"Sideways? You mean like to a parallel universe?"
"Crudely, yes. There is an almost infinite combination of reality states, each one slightly out of phase with the next. Under normal conditions we are totally unaware of their existence."
"OK then, Professor. What happens when you go back in time? Do you go to back to 'our' past or one of these alternates?"
"I'm sorry to admit that I really don't know, my boy. You see, I have done all the laboratory testing but, well, I haven't actually attempted a full voyage as yet."
"Whoa! Are you saying that you don't know if this thing works?"
"Of course not! It works but I haven't yet made the maiden voyage, that is all."
"Now hang on a minute. You're suggesting we climb into that thing, press the tit and hope for the best?"
"Crudely put, but essentially accurate."
I was on the verge of backing out of this little game but he grabbed me and propelled towards the machine. There was no door apparent but somehow we kind of glided through the outside and I found myself staring at the strangest 'room' I have ever seen. It was a combination of chrome and chintz. A kind of cross between a 1950's coffee bar and a down-at-heel Victorian country house. Knobs and dials and VDUs were everywhere. Two overstuffed armchairs slouched on a moth-eaten fake Turkish Carpet and one wall was covered in the most tasteless flock wallpaper ever seen outside of an Indian Restaurant. A little posy of flowers sat in a glass jam jar on top of part of what looked like an old mainframe computer, complete with ticking magnetic tape spools. The whole effect made me dizzy.

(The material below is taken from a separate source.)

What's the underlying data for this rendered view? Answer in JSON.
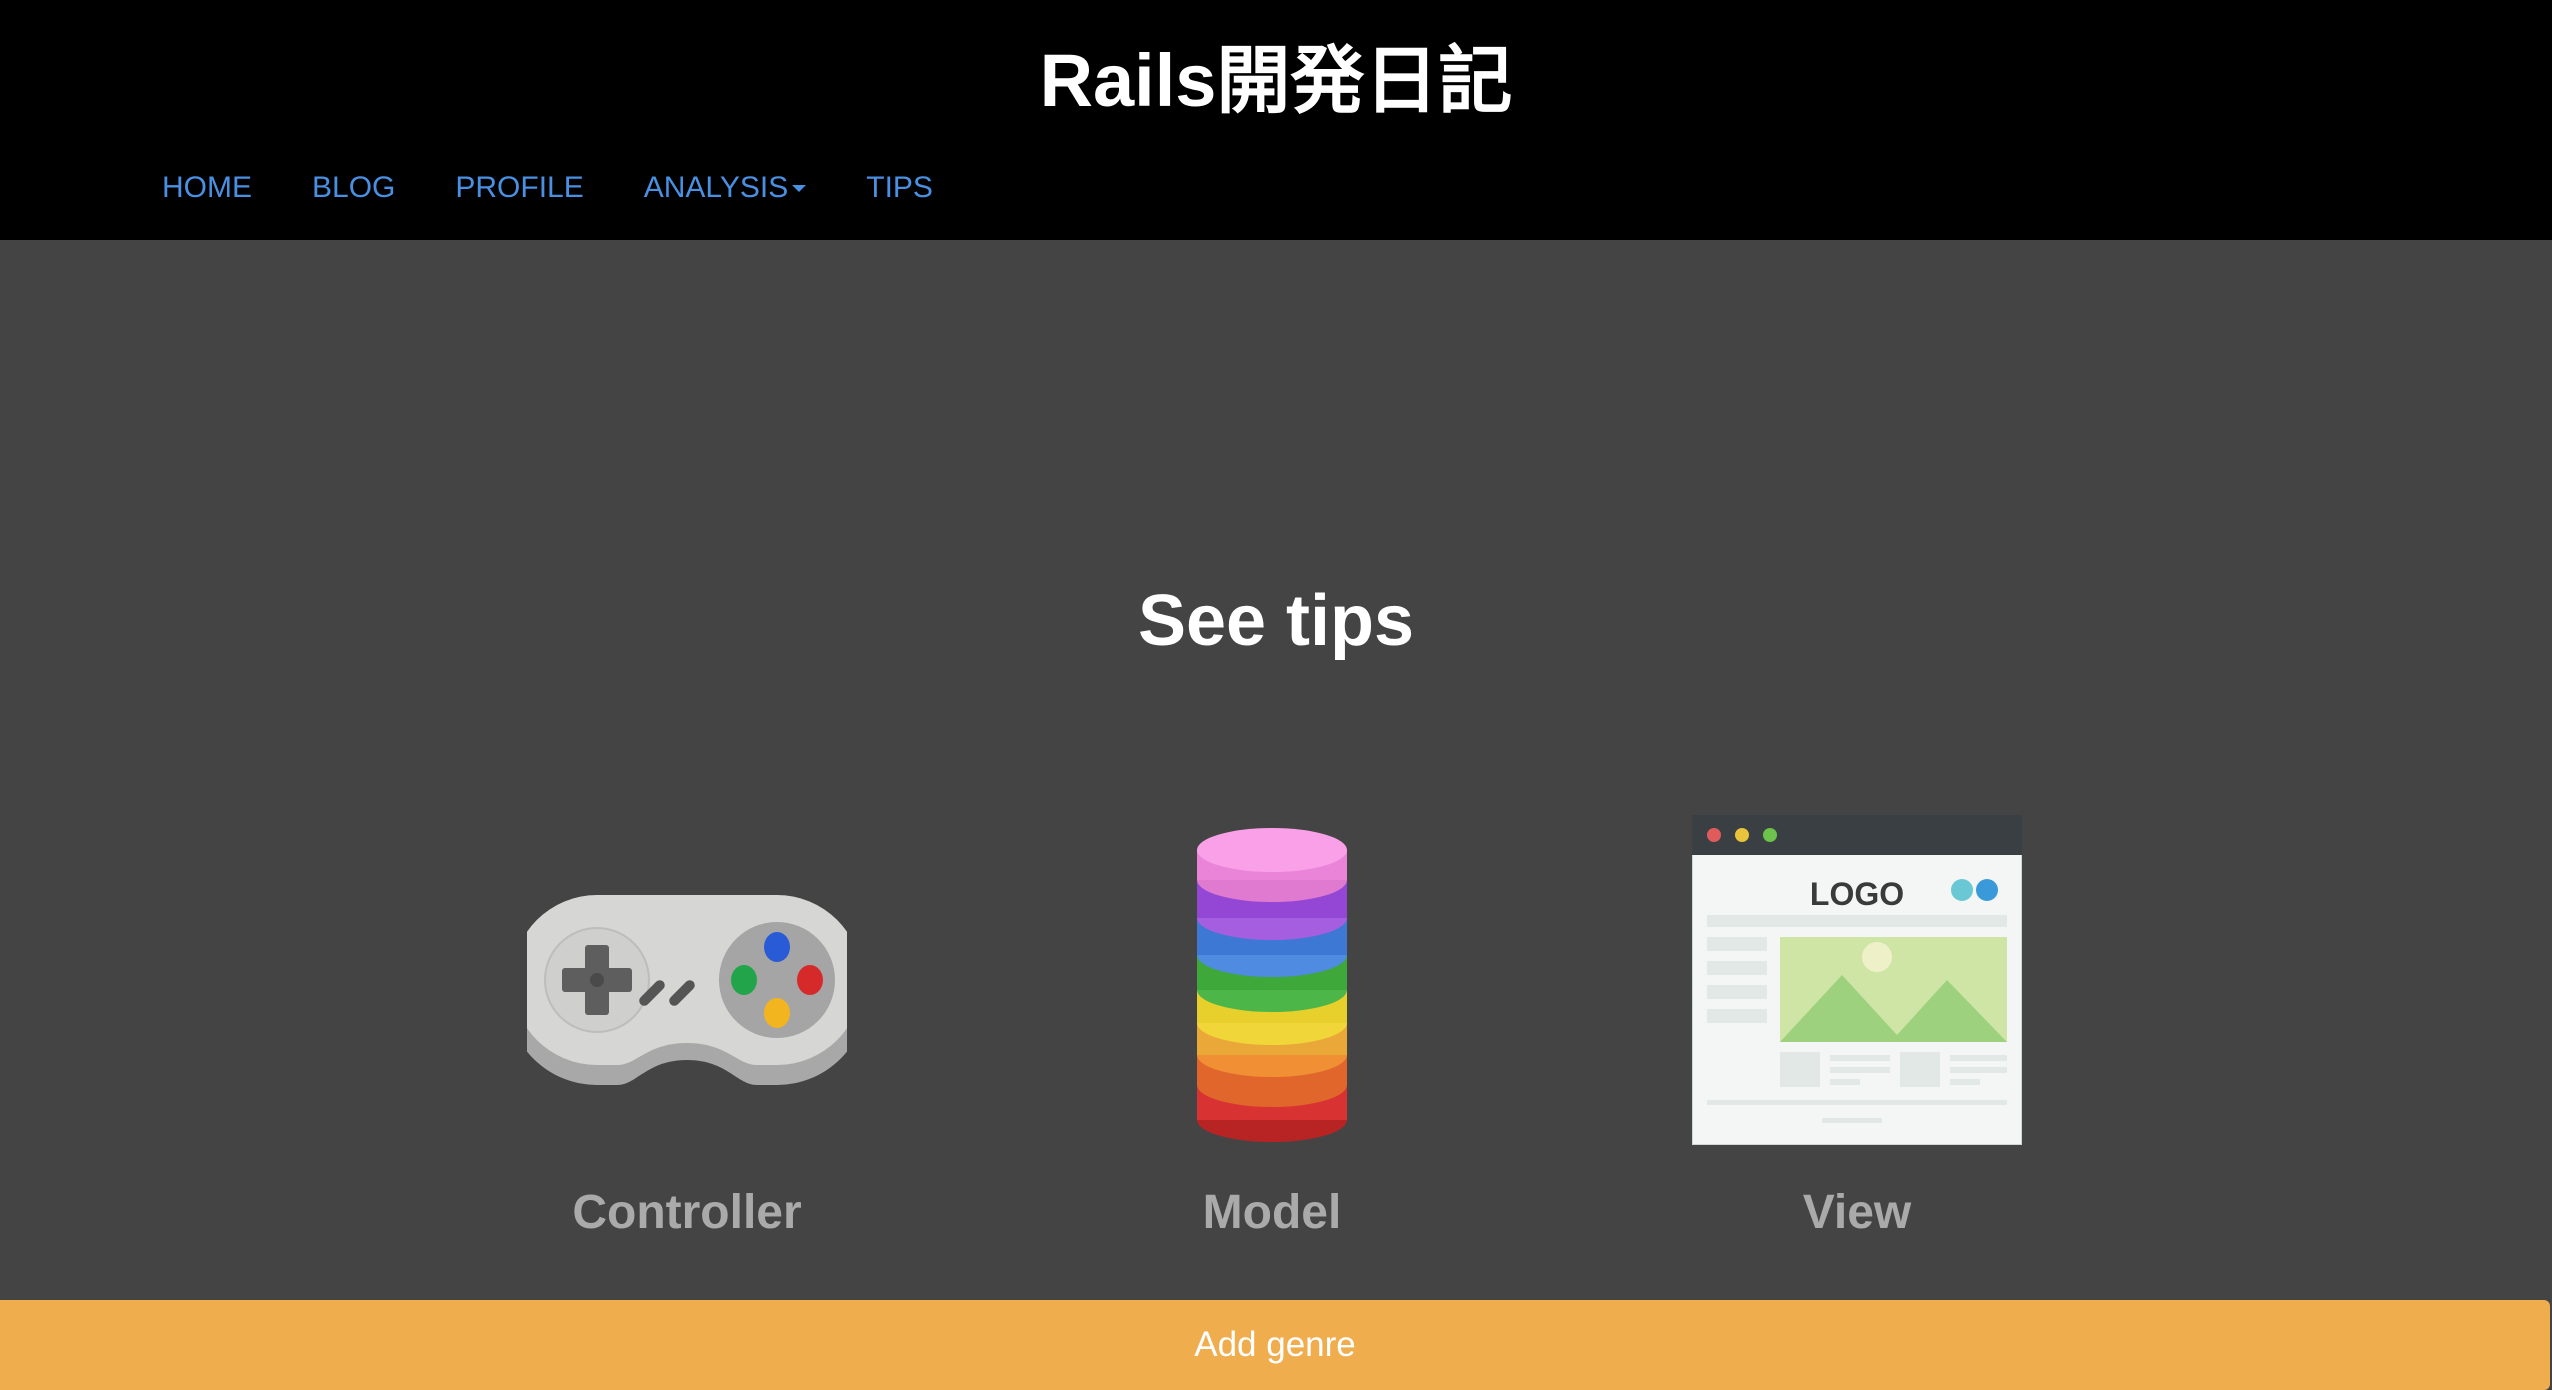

"Fuck a rat! What is this supposed to be?"
"Oh, just a few home comforts. I thought it would be less disorienting for you to have a few familiar touches."
"Uh, thanks, Professor. Jesus Henry Christ! It looks like a very bad set design for 'Doctor Who.' Are you absolutely sure it works and I'm not going to end up with my head in tomorrow and my todger back in a week last Tuesday?"
I've always had a real horror of having my atoms scattered about the space/time continuum.
He gave his donkey fart laugh again and told me to take a seat while he twisted dials, turned knobs and thumped keyboards. The T.I.T. kind of wobbled and I felt faintly sick. There was none of that reassuring mechanical retching noise you always got with the Tardis and no whistling theme music. In fact, there was no noise at all. Just this gentle wobbly feeling. The sensation seemed to last for a few minutes yet the second hand on my watch registered less than fifteen seconds. The wobbling stopped and the deep hum returned.
"Where are we, Professor?"
"A more apposite question might be when are we, my boy. Unfortunately, we have a malfunction in the Combined Location In Time array."
"What does that mean in English?"
"The C.L.I.T.'s fucked."
"Oh, right. You don't know where or when we are."
"Approximately, we are somewhere in ancient Greece, sometime around the end of the 7th Century, BC or possibly the beginning of the 6th. I can't be entirely sure."
"No need for sarcasm, Jonty. We'll just have to go and see. Do you speak ancient Greek?"
"No, sorry, they didn't teach it my school. We were more into PSE."
"What on earth is that?"
"Buggered if I know, Prof, I used to skive off."
"No matter. Take this Compact Universal Neural Translator."